**Exercise instructions**
For every line below, set down an identical copy.

==== Data shown

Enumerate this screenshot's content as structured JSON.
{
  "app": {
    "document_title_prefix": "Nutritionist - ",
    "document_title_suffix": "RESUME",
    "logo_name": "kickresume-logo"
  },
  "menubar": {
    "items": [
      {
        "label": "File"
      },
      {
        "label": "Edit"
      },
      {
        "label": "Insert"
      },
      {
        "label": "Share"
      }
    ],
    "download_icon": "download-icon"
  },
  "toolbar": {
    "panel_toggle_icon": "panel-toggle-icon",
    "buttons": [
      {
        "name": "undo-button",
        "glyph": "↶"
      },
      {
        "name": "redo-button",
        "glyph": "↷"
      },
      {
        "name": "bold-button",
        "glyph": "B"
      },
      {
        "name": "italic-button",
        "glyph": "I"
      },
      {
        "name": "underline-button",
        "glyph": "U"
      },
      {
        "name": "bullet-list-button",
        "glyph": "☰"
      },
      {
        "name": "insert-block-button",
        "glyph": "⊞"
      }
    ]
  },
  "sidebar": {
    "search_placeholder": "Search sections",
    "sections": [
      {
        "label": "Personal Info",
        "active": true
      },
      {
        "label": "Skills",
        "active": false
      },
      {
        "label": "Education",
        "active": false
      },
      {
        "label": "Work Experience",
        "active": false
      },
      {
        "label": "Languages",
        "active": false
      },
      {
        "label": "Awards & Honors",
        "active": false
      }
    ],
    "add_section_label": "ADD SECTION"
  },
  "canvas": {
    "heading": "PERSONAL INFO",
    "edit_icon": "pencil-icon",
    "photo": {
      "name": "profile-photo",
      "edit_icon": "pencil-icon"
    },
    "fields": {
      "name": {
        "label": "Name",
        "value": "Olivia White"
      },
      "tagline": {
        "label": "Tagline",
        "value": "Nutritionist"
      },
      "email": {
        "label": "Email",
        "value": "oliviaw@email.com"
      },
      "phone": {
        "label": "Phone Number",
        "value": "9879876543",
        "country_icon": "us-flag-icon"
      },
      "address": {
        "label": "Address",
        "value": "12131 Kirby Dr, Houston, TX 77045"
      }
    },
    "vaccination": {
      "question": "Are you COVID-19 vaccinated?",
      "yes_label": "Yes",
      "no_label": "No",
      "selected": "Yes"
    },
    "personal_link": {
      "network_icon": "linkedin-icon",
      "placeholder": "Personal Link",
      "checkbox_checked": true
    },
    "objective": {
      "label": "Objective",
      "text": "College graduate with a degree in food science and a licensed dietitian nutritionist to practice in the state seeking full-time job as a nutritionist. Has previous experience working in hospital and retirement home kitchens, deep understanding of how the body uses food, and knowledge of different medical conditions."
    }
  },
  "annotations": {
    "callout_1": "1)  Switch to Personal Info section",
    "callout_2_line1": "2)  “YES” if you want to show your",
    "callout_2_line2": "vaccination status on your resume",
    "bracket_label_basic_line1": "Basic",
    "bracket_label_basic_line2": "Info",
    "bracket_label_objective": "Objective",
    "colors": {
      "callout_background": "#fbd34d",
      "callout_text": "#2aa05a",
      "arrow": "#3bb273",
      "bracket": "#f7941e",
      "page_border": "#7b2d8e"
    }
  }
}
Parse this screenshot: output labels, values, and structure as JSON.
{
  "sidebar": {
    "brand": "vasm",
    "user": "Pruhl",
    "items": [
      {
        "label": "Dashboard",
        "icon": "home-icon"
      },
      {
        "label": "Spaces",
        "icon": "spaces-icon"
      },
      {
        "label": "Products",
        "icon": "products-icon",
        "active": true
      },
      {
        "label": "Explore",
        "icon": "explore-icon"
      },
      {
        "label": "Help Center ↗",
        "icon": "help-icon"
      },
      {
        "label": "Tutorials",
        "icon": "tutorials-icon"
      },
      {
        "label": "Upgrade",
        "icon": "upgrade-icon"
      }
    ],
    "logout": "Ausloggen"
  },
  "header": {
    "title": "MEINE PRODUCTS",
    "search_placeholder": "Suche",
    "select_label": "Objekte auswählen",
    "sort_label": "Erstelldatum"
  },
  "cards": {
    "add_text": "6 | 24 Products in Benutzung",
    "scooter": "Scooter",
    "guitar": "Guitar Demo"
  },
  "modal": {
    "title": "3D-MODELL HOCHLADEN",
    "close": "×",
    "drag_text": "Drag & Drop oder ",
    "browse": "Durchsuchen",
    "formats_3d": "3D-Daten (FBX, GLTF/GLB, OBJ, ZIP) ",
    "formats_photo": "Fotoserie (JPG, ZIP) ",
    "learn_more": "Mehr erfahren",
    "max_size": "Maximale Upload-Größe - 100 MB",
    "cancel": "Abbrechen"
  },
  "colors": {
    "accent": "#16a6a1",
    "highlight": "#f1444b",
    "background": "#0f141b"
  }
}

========

**Reply**
Enumerate this screenshot's content as structured JSON.
{
  "app": {
    "document_title_prefix": "Nutritionist - ",
    "document_title_suffix": "RESUME",
    "logo_name": "kickresume-logo"
  },
  "menubar": {
    "items": [
      {
        "label": "File"
      },
      {
        "label": "Edit"
      },
      {
        "label": "Insert"
      },
      {
        "label": "Share"
      }
    ],
    "download_icon": "download-icon"
  },
  "toolbar": {
    "panel_toggle_icon": "panel-toggle-icon",
    "buttons": [
      {
        "name": "undo-button",
        "glyph": "↶"
      },
      {
        "name": "redo-button",
        "glyph": "↷"
      },
      {
        "name": "bold-button",
        "glyph": "B"
      },
      {
        "name": "italic-button",
        "glyph": "I"
      },
      {
        "name": "underline-button",
        "glyph": "U"
      },
      {
        "name": "bullet-list-button",
        "glyph": "☰"
      },
      {
        "name": "insert-block-button",
        "glyph": "⊞"
      }
    ]
  },
  "sidebar": {
    "search_placeholder": "Search sections",
    "sections": [
      {
        "label": "Personal Info",
        "active": true
      },
      {
        "label": "Skills",
        "active": false
      },
      {
        "label": "Education",
        "active": false
      },
      {
        "label": "Work Experience",
        "active": false
      },
      {
        "label": "Languages",
        "active": false
      },
      {
        "label": "Awards & Honors",
        "active": false
      }
    ],
    "add_section_label": "ADD SECTION"
  },
  "canvas": {
    "heading": "PERSONAL INFO",
    "edit_icon": "pencil-icon",
    "photo": {
      "name": "profile-photo",
      "edit_icon": "pencil-icon"
    },
    "fields": {
      "name": {
        "label": "Name",
        "value": "Olivia White"
      },
      "tagline": {
        "label": "Tagline",
        "value": "Nutritionist"
      },
      "email": {
        "label": "Email",
        "value": "oliviaw@email.com"
      },
      "phone": {
        "label": "Phone Number",
        "value": "9879876543",
        "country_icon": "us-flag-icon"
      },
      "address": {
        "label": "Address",
        "value": "12131 Kirby Dr, Houston, TX 77045"
      }
    },
    "vaccination": {
      "question": "Are you COVID-19 vaccinated?",
      "yes_label": "Yes",
      "no_label": "No",
      "selected": "Yes"
    },
    "personal_link": {
      "network_icon": "linkedin-icon",
      "placeholder": "Personal Link",
      "checkbox_checked": true
    },
    "objective": {
      "label": "Objective",
      "text": "College graduate with a degree in food science and a licensed dietitian nutritionist to practice in the state seeking full-time job as a nutritionist. Has previous experience working in hospital and retirement home kitchens, deep understanding of how the body uses food, and knowledge of different medical conditions."
    }
  },
  "annotations": {
    "callout_1": "1)  Switch to Personal Info section",
    "callout_2_line1": "2)  “YES” if you want to show your",
    "callout_2_line2": "vaccination status on your resume",
    "bracket_label_basic_line1": "Basic",
    "bracket_label_basic_line2": "Info",
    "bracket_label_objective": "Objective",
    "colors": {
      "callout_background": "#fbd34d",
      "callout_text": "#2aa05a",
      "arrow": "#3bb273",
      "bracket": "#f7941e",
      "page_border": "#7b2d8e"
    }
  }
}
Parse this screenshot: output labels, values, and structure as JSON.
{
  "sidebar": {
    "brand": "vasm",
    "user": "Pruhl",
    "items": [
      {
        "label": "Dashboard",
        "icon": "home-icon"
      },
      {
        "label": "Spaces",
        "icon": "spaces-icon"
      },
      {
        "label": "Products",
        "icon": "products-icon",
        "active": true
      },
      {
        "label": "Explore",
        "icon": "explore-icon"
      },
      {
        "label": "Help Center ↗",
        "icon": "help-icon"
      },
      {
        "label": "Tutorials",
        "icon": "tutorials-icon"
      },
      {
        "label": "Upgrade",
        "icon": "upgrade-icon"
      }
    ],
    "logout": "Ausloggen"
  },
  "header": {
    "title": "MEINE PRODUCTS",
    "search_placeholder": "Suche",
    "select_label": "Objekte auswählen",
    "sort_label": "Erstelldatum"
  },
  "cards": {
    "add_text": "6 | 24 Products in Benutzung",
    "scooter": "Scooter",
    "guitar": "Guitar Demo"
  },
  "modal": {
    "title": "3D-MODELL HOCHLADEN",
    "close": "×",
    "drag_text": "Drag & Drop oder ",
    "browse": "Durchsuchen",
    "formats_3d": "3D-Daten (FBX, GLTF/GLB, OBJ, ZIP) ",
    "formats_photo": "Fotoserie (JPG, ZIP) ",
    "learn_more": "Mehr erfahren",
    "max_size": "Maximale Upload-Größe - 100 MB",
    "cancel": "Abbrechen"
  },
  "colors": {
    "accent": "#16a6a1",
    "highlight": "#f1444b",
    "background": "#0f141b"
  }
}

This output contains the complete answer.